Course equips officials to bridge gender gaps in trade policy

25 June 2020
News

Woman takes notes during online training session.

Training sessions saw participants from 59 countries also share experiences on the economic and gender effects of the coronavirus pandemic in their nations.

Stacey Pinto recently started working as a trade adviser at the British High Commission in Namibia after years in the private sector.

She has a renewed drive to help the country craft policy solutions to problems that preclude women from fully contributing to and benefiting from economic activities after completing the 2020 edition of UNCTAD’s online course on trade and gender.

“I’m now more prepared to help close the gender gap that stifles economic progress,” she said at the end of the seven-week course held between March and May.

Ms. Pinto is among 162 women and 66 men from 59 countries who took the course, a unique capacity-building initiative that equips participants with knowledge on the nexus between trade and gender, boosting their capacity to support gender-responsive policies.

This year, the course was offered in English, Spanish and French for the first time, broadening its audience.

“Involving stakeholders from Latin America and French-speaking countries in Africa was a big achievement,” said Simonetta Zarrilli who leads UNCTAD's programme on trade, gender and development.
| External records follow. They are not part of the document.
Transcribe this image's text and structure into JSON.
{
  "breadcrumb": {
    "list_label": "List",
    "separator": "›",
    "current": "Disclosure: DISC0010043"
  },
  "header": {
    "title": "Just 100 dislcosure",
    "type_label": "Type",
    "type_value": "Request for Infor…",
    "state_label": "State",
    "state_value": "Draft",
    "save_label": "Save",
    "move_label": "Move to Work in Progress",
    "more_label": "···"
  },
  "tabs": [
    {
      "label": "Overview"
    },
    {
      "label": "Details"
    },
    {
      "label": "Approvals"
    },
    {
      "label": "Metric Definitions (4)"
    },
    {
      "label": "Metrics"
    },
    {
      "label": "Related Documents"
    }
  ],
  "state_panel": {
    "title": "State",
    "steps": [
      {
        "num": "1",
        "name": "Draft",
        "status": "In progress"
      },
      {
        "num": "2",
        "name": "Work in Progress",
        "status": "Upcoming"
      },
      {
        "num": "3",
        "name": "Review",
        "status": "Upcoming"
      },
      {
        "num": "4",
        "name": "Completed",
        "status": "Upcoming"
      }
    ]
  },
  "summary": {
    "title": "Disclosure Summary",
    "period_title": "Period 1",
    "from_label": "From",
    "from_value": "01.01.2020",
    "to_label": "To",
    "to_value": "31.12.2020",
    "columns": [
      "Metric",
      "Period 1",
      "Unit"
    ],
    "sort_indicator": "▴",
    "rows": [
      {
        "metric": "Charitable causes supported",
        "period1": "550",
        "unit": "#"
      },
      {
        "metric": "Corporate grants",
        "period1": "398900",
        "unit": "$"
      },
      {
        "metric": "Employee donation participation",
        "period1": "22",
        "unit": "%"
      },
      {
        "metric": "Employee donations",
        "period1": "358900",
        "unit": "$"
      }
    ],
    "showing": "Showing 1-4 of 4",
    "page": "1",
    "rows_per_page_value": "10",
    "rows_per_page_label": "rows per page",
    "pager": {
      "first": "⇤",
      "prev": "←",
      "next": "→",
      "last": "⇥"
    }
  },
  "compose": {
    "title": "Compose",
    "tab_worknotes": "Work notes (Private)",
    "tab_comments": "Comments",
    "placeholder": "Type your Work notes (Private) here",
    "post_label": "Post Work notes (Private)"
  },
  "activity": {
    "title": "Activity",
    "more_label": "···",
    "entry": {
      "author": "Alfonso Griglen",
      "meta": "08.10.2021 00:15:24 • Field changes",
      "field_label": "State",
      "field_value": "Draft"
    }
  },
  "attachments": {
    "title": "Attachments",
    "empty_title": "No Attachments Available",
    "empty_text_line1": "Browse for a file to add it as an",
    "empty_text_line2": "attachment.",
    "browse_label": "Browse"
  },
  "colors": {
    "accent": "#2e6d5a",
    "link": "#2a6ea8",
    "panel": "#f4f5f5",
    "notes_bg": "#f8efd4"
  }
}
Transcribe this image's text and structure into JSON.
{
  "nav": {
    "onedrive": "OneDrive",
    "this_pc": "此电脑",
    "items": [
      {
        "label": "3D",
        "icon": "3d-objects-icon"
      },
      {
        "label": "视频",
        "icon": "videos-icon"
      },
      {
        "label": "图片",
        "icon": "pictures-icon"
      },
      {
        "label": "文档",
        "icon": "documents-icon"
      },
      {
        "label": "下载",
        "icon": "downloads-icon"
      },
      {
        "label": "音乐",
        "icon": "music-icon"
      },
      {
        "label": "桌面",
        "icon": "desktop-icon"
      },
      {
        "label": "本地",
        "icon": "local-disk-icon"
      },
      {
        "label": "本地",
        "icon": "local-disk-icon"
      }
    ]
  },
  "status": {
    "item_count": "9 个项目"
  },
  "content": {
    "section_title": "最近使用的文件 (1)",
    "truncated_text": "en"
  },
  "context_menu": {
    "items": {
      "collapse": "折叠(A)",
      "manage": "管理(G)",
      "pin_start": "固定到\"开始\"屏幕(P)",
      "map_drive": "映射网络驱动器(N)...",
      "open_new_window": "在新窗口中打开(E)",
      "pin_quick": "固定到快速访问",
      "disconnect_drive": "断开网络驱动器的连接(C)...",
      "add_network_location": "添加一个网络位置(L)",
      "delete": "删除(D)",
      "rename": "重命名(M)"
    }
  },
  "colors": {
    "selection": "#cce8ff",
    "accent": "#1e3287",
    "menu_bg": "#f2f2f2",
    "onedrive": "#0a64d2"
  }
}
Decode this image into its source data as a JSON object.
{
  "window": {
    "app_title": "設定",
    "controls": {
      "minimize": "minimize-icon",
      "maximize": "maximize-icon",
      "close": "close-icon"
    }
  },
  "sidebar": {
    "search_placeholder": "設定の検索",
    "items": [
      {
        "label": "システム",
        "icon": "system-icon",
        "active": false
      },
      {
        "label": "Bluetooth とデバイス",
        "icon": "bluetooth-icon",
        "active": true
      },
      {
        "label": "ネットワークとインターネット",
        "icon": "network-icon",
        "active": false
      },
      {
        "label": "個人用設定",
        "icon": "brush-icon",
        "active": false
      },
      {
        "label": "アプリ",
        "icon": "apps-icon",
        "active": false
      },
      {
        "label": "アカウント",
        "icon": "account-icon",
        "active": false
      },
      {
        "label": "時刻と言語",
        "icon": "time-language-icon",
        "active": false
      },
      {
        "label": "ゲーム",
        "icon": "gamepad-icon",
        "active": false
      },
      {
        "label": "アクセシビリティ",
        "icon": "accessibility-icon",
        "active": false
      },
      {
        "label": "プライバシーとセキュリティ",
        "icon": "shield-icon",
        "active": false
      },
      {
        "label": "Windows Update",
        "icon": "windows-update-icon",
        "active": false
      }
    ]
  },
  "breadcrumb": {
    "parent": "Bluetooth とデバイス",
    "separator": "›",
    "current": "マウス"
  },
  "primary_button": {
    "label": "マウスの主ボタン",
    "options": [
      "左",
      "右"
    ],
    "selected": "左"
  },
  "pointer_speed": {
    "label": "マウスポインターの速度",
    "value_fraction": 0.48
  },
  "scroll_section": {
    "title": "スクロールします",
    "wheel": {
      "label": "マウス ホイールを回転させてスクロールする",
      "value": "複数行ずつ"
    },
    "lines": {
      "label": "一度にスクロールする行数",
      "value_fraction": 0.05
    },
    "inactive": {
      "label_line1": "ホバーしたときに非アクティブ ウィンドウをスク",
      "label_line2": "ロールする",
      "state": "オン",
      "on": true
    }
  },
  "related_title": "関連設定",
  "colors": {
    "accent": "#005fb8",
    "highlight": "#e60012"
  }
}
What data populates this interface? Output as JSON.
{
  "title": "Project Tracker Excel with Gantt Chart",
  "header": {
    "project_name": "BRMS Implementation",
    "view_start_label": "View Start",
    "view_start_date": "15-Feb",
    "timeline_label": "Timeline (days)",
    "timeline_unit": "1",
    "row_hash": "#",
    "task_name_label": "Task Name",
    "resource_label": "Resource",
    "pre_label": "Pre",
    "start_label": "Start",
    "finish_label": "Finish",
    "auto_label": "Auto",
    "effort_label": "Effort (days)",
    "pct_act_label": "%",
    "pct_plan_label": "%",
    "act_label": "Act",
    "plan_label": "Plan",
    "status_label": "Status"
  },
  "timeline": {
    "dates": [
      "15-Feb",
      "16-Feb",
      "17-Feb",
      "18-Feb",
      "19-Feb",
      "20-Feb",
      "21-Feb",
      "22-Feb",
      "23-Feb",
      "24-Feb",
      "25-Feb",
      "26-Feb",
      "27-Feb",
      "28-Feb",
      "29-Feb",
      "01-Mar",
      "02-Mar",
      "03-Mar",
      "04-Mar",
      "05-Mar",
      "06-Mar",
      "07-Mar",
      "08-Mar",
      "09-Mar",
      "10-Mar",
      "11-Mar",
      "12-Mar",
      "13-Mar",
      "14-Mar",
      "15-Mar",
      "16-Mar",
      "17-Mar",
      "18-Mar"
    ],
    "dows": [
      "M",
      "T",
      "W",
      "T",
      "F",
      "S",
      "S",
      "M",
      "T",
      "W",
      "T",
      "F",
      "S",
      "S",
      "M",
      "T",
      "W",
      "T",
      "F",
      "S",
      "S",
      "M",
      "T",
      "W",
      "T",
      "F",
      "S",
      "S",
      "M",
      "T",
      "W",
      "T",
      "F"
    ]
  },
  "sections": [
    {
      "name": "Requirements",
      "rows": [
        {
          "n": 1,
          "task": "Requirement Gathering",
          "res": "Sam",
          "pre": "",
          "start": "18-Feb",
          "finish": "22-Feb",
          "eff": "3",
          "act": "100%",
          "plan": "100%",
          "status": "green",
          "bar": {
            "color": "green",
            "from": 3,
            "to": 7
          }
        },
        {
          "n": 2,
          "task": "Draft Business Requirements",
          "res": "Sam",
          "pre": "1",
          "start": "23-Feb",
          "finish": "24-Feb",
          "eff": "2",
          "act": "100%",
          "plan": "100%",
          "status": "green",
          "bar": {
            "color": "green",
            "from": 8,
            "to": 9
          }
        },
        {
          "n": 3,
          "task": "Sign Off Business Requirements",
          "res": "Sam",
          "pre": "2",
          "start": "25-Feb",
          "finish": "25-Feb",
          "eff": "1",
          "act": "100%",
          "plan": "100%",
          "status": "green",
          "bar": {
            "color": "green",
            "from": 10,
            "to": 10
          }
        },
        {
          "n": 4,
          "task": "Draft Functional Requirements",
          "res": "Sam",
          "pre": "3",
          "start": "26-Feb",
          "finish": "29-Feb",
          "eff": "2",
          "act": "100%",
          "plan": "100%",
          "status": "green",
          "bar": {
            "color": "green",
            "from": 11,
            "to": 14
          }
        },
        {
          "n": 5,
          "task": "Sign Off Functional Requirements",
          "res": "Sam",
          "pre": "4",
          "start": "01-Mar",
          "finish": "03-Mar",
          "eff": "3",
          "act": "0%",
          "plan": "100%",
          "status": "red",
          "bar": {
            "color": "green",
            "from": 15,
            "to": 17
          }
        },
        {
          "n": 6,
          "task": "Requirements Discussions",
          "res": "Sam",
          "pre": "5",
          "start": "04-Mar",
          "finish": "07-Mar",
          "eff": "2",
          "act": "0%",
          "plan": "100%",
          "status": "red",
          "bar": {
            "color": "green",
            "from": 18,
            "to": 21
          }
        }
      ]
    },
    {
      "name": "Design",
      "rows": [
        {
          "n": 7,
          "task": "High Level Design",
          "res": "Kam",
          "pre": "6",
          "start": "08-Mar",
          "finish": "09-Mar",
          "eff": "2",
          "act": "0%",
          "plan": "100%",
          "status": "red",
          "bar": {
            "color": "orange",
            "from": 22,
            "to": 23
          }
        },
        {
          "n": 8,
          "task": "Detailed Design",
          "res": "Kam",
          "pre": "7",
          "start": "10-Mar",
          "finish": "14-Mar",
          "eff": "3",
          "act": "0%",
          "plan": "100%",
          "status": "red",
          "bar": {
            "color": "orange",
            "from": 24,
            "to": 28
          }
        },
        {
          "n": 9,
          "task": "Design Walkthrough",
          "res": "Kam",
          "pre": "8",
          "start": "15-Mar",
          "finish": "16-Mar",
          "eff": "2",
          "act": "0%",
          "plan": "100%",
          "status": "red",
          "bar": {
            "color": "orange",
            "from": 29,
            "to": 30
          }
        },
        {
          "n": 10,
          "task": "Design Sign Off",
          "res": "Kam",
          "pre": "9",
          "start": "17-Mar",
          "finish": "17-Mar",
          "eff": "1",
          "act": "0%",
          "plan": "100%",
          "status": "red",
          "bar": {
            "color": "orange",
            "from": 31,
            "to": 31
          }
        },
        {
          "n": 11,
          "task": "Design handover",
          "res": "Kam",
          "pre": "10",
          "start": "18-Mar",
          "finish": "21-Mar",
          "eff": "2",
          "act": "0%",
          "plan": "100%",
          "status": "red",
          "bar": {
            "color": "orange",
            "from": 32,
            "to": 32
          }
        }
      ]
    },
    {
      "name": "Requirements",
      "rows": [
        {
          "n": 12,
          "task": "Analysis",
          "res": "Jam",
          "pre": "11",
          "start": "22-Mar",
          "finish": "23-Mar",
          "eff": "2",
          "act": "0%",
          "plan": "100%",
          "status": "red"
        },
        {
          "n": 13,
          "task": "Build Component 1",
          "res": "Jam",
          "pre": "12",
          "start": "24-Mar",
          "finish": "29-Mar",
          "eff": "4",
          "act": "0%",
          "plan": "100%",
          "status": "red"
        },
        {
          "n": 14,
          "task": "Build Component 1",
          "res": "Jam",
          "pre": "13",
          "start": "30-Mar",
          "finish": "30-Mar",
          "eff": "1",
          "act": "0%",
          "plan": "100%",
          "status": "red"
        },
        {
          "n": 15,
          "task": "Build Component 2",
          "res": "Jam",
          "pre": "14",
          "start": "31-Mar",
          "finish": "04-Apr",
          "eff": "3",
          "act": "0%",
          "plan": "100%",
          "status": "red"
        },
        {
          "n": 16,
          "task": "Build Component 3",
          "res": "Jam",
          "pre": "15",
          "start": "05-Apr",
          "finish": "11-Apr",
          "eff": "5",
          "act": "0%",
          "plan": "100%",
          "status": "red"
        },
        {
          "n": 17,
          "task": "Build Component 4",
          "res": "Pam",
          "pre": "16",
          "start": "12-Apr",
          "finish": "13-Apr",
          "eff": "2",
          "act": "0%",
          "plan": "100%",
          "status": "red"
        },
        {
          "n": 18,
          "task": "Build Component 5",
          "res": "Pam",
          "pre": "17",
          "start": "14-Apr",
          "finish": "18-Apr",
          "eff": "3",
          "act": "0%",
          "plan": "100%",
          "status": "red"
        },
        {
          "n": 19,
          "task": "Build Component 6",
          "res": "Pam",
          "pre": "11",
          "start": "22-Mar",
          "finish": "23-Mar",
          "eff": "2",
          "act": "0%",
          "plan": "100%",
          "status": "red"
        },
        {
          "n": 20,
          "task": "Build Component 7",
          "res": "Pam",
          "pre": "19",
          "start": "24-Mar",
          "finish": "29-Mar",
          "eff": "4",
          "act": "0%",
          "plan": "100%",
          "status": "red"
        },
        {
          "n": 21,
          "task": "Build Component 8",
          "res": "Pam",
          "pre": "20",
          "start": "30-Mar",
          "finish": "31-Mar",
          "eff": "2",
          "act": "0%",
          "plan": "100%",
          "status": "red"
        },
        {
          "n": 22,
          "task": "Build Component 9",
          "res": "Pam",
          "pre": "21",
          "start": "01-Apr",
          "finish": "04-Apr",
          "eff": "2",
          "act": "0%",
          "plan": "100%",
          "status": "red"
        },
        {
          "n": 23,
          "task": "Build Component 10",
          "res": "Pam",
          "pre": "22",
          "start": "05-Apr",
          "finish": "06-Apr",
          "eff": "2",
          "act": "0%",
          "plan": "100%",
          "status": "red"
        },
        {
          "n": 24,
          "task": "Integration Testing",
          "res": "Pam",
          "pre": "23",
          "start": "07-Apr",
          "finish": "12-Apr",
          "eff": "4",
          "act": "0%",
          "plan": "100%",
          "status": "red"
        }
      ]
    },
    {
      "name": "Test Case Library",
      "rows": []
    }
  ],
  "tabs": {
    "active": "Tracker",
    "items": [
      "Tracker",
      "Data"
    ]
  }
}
“Moreover, distance learning proved particularly effective as any other approach wouldn’t have been feasible due to the coronavirus pandemic,” she said.

Trade-gender links high on policy agenda

The course equipped the participants to better contribute to policymaking and research on the links between trade and gender, a topical issue.

“Thanks to the course, I'm more aware of what is relevant when analysing trade from a gender perspective,” said Amilcar Monteiro, a public policy consultant in Cabo Verde.

“The nexus between trade and gender is not easy to grasp immediately,” said Diarra Doumbouya, deputy director at the investments’ ministry in Guinea, “but the course allowed me to step back and better understand it.”

“Learning how trade shapes everyday life and impacts women and men differently was eye-opening,” said Noemi Sanz, a researcher at Universidad Nacional de Tres de Febrero in Argentina.

Gendered effects of COVID-19

The course also offered the participants a platform to share experiences on the economic and gender effects of the coronavirus pandemic in their countries. 

For instance, they learned that Kenya’s flower sector lost around $300,000 a day due to the economic impact of COVID-19.

“Workers have been sent home due to downsizing and closure of businesses,” said Magdaline Morijoi, a trade development officer in the country. “Women have been affected the most as they comprise a large number of workers in this sector.”

Following the course, several participants are eager to apply their newly acquired knowledge. “I’ll carry out research on women’s participation in cross-border trade in Kenya,” said Beatrice Kinyua, a trade development officer at the country’s industry and trade ministry. “The findings will inform future trade facilitation negotiations.”

Participants are also committed to sharing the knowledge within their organizations. “The course has empowered me to strengthen my colleagues’ capacity to deal with gender issues,” said Bengu Guvercin, an inspector at Turkey’s trade ministry.    

Nearly all the participants in the English and Spanish sessions opted for an extra week of learning the specificities of trade and gender linkages in the context of the Southern Common Market (Mercosur).

Overall, 54% of the participants rated the course as exceeding their expectations, while 44% said it had fully met their expectations. “This is an excellent result that encourages us to further develop and expand this initiative,” Ms. Zarrilli said.

UNCTAD has trained over 1,100 stakeholders from 148 countries on trade and gender since 2015, thanks to the support of the government of Finland. They are now advancing the cause of gender equality in trade in their countries.